Approximately 1 in 4 mild traumatic brain injuries (mTBIs) in adults occur at work and are associated with substantial productivity loss, economic burden, persistent symptoms, and occupational disability1. Concussions in the workplace are most commonly caused by falls, getting struck in the head by falling objects, or motor vehicle accidents2. Most adults recover from an mTBI or concussion within 7-10 days; however, individuals who continue to have persistent symptoms beyond this timeframe are more at risk for further co-morbidities, including aerobic deconditioning, chronic pain, anxiety disorder, depression, as well as poor work performance3.
“Hold my coffee.” Don’t let these be your famous last words before getting injured. Winter sports are amazing to watch; skiers and snowboarders traveling at high velocities and defying gravity when launching off jumps the size of houses. Figure skaters effortlessly glide, edge, and spin. All activities have risks, but the variables involved in winter sports can be out of our control, unfamiliar, and have higher stakes than what we are used to. This blog will cover tips, strategies, and more to keep you on the slopes and rink and out of the emergency room this winter.
Head, shoulders, knees, and toes – football is a rigorous sport and can be the source of various injuries. Some injuries are more common, and some are less common. Some injuries heal quickly with rehabilitation, whereas others heal slowly and may require surgery. Let’s look at some of the more common injuries in football.
We have all experienced a headache. Some headaches may be a mild annoyance, and others are brutally painful. Headaches can be defined as pain in any region of the head, but the intensity, duration, cause, and location can vary drastically per person and type of headache. Some studies suggest 1 in 20 adults experiences a headache every or nearly every day. In this blog, we’ll discuss the various types of headaches and how physical therapy can help.

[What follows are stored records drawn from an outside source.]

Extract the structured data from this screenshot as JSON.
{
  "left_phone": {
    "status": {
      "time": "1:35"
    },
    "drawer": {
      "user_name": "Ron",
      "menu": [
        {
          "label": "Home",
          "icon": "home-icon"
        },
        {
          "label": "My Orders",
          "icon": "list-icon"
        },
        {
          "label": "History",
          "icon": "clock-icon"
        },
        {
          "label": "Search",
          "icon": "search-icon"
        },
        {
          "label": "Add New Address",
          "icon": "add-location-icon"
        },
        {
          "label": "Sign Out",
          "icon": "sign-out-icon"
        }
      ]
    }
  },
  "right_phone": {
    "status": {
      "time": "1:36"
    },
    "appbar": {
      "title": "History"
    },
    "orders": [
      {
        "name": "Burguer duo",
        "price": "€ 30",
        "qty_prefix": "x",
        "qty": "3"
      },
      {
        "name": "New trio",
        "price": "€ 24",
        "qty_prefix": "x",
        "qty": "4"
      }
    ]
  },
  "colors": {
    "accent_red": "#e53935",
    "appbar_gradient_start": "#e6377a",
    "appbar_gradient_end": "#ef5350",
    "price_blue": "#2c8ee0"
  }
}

As an Athletico physical therapist and competitive cyclist, I am eager to share my love for cycling with others. Right now, I’m super excited about the Tour de France. Over the past several years, it’s been gratifying to see cycling grow in the United States as a competitive sport, a fun way to exercise, and an environmentally-friendly way to commute. All outdoor cyclists, from the Tour de France riders to the city commuters in Chicago, are at risk of crash-related injuries. One of the most common is concussions. In this blog, I will discuss what you can do, as well as what physical therapists can do, to help you protect yourself.
Gymnastics is considered a high risk sport for head and neck injuries. A concussion is a traumatic brain injury that can occur from a direct or indirect force on the head. In gymnastics this can be the result of falling on the head, collision with equipment, collision with another athlete, or a fall where the head does not directly take the blow but a whiplash type movement occurs. In each of these scenarios, the brain moves rapidly inside the skull.
With sports slowly returning to our landscape, concussions continue to be an aspect of athletics that players, parents and coaches need to address properly. One step that can be taken prior to the season that may assist with management of a concussion is having an athlete undergo baseline testing.
It is common for some things to be overwhelming and confusing after a concussion. Like any recovery, concussion rehabilitation is not linear, but full of peaks and valleys.
Throughout rehabilitation for a concussion, patients may experience new symptoms after a more prominent symptom has resolved. Some people might even have a hard time relating symptoms directly to their concussion. Fortunately, physical therapists trained in concussion management are able to recognize these signs and symptoms and guiding patients through rehab.